* **Records to process**:
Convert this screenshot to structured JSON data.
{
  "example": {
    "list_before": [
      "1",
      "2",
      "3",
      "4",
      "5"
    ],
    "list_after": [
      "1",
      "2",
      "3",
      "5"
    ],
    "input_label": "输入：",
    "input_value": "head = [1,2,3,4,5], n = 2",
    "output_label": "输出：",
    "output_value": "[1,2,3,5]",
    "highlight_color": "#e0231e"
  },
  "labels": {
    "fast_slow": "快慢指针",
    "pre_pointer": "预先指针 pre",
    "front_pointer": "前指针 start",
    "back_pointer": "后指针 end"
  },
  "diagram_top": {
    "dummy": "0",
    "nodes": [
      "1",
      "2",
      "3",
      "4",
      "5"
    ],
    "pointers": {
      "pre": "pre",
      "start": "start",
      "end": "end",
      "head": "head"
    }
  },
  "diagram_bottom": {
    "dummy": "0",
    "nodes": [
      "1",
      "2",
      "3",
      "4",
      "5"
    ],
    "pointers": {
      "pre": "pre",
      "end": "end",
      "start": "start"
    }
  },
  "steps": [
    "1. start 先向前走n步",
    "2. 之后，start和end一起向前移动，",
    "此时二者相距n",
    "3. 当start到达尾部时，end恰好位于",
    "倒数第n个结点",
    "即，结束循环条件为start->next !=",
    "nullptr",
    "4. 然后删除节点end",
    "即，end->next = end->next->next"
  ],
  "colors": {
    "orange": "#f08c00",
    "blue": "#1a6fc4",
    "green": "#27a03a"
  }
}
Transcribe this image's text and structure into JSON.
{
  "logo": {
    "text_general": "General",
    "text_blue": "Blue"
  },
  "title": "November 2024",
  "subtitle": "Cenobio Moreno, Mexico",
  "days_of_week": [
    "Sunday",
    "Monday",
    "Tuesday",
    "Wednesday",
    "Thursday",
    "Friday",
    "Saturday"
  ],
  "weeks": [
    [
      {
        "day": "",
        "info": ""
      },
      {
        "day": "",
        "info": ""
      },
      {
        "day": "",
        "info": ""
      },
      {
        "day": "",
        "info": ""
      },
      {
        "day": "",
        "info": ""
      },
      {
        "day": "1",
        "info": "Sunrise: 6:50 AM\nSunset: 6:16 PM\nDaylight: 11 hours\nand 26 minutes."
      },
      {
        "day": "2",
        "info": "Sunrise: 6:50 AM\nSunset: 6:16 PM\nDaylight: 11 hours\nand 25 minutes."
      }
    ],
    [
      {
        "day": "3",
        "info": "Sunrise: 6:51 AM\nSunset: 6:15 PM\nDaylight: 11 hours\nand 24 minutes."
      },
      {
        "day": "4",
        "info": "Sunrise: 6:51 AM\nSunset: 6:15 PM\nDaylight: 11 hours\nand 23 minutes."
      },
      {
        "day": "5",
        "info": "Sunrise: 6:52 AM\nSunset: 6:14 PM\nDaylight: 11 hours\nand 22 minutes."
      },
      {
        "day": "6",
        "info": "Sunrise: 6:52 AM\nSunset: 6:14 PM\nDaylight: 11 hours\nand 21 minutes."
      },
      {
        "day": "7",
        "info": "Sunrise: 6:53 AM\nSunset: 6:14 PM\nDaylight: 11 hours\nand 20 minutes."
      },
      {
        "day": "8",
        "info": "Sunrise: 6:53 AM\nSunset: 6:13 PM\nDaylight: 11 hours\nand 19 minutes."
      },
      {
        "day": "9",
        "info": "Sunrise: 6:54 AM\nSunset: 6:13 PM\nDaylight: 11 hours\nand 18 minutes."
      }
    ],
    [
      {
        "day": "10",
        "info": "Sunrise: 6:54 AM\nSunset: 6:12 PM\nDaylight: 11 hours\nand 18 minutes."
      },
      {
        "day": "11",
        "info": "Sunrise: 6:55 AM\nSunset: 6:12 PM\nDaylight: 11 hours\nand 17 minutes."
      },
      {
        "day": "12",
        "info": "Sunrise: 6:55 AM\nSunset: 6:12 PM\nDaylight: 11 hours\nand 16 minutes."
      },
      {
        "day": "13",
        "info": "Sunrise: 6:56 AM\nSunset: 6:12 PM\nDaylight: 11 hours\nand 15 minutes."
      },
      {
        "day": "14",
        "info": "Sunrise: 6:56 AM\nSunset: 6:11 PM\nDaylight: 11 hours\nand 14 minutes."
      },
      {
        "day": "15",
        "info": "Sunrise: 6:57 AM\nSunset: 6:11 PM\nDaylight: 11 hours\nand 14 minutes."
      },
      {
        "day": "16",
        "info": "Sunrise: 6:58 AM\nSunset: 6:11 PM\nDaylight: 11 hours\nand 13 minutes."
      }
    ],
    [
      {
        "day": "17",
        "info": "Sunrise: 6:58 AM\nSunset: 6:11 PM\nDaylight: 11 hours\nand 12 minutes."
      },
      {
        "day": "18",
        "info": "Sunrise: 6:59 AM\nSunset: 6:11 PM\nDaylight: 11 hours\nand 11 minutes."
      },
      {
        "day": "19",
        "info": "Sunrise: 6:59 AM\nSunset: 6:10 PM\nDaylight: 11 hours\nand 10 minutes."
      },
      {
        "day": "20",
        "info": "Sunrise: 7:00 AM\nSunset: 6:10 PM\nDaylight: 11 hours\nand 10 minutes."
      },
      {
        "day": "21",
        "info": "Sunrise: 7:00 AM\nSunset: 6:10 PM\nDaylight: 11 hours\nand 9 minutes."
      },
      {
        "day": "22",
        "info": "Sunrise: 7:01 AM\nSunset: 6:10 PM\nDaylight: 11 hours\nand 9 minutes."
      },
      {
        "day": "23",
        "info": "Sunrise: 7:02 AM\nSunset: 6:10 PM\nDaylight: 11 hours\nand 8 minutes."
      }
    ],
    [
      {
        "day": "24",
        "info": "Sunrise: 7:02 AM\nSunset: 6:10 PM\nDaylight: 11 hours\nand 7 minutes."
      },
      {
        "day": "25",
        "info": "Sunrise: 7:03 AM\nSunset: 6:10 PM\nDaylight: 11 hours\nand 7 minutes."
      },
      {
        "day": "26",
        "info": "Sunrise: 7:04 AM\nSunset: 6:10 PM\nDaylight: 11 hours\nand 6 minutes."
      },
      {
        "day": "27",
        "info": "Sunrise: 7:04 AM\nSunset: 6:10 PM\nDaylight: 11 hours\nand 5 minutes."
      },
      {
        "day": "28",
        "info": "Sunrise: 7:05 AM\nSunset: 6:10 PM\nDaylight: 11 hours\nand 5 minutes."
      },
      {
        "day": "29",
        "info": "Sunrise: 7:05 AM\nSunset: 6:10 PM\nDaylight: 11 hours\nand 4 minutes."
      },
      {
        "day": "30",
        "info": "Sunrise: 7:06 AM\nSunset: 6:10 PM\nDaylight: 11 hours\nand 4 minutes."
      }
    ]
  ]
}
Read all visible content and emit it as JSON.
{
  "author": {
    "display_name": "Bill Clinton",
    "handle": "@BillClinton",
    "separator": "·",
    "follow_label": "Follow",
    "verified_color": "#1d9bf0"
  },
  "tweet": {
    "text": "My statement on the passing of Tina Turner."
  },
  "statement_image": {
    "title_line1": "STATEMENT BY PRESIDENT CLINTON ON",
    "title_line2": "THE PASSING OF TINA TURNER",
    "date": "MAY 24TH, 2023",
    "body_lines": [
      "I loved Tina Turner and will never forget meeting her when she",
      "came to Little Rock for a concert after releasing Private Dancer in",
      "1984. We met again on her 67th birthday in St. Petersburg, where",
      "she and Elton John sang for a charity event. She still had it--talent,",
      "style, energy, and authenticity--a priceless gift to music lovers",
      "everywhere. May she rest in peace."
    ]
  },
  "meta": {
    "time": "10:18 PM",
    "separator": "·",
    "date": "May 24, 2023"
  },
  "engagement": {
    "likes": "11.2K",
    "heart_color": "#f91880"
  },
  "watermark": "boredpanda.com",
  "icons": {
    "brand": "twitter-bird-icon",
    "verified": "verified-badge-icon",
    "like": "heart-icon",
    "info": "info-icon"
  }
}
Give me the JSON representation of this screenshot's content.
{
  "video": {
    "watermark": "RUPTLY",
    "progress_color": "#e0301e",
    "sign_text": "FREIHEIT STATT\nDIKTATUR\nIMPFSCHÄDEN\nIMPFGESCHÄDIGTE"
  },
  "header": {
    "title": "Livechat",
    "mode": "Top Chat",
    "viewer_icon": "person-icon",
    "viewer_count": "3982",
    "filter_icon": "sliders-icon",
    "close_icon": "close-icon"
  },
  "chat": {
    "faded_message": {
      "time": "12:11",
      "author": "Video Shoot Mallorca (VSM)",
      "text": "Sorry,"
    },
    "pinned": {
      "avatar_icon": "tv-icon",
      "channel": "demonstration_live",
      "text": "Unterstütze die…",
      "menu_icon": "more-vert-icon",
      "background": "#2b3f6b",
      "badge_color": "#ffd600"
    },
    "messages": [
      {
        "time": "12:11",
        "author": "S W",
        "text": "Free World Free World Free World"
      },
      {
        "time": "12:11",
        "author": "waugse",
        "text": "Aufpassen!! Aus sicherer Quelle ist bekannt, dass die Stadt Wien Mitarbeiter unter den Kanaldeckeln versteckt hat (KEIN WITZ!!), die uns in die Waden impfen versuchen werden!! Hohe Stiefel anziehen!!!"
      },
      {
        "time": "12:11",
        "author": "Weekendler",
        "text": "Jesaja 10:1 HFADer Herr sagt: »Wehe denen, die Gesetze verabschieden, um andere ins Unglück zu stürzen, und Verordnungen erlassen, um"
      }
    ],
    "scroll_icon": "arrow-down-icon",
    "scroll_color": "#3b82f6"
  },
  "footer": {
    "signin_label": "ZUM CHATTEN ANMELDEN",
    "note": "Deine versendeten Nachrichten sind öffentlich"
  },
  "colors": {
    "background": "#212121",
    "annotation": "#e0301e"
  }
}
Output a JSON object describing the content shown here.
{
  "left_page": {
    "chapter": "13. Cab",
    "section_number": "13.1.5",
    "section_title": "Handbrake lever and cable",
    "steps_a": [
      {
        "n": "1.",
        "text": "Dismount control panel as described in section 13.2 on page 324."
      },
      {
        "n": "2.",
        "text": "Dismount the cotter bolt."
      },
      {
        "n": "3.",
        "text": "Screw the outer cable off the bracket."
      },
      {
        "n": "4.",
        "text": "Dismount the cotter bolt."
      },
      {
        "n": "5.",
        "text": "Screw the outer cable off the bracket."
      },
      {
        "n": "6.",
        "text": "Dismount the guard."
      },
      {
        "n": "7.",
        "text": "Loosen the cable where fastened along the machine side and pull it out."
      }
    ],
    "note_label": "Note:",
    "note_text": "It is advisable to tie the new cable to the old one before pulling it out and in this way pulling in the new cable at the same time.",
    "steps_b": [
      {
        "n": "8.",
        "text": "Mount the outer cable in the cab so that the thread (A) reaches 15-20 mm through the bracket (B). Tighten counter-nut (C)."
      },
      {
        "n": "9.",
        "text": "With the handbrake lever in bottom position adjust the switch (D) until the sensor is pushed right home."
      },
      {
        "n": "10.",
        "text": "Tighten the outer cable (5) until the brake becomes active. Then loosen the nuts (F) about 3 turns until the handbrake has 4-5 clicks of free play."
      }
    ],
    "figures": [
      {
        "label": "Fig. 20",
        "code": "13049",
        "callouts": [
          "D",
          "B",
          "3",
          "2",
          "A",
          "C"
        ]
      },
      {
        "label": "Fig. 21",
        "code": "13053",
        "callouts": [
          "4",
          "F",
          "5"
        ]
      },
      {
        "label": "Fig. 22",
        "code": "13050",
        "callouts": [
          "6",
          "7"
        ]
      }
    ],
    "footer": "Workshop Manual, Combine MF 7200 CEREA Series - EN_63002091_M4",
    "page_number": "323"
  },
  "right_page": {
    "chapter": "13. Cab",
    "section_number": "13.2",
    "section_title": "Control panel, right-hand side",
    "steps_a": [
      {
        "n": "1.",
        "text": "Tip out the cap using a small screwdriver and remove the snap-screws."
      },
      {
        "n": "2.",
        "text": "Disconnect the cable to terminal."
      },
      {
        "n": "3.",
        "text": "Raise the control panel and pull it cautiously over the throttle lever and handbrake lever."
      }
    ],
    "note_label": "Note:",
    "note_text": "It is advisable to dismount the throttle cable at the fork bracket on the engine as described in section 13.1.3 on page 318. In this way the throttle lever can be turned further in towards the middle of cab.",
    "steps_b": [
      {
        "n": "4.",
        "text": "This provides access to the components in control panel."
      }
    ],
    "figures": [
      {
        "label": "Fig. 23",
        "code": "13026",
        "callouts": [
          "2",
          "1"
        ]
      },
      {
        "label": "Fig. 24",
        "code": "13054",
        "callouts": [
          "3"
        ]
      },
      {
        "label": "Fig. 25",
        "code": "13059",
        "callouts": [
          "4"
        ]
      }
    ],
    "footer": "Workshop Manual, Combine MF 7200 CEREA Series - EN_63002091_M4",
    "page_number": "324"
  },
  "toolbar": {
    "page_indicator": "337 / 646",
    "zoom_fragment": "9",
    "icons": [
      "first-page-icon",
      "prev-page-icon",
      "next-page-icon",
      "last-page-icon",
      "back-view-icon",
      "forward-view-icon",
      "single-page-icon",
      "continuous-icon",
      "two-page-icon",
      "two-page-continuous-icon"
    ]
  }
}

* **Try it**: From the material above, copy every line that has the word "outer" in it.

* **Solution to this problem**:
        "text": "Screw the outer cable off the bracket."
        "text": "Screw the outer cable off the bracket."
        "text": "Mount the outer cable in the cab so that the thread (A) reaches 15-20 mm through the bracket (B). Tighten counter-nut (C)."
        "text": "Tighten the outer cable (5) until the brake becomes active. Then loosen the nuts (F) about 3 turns until the handbrake has 4-5 clicks of free play."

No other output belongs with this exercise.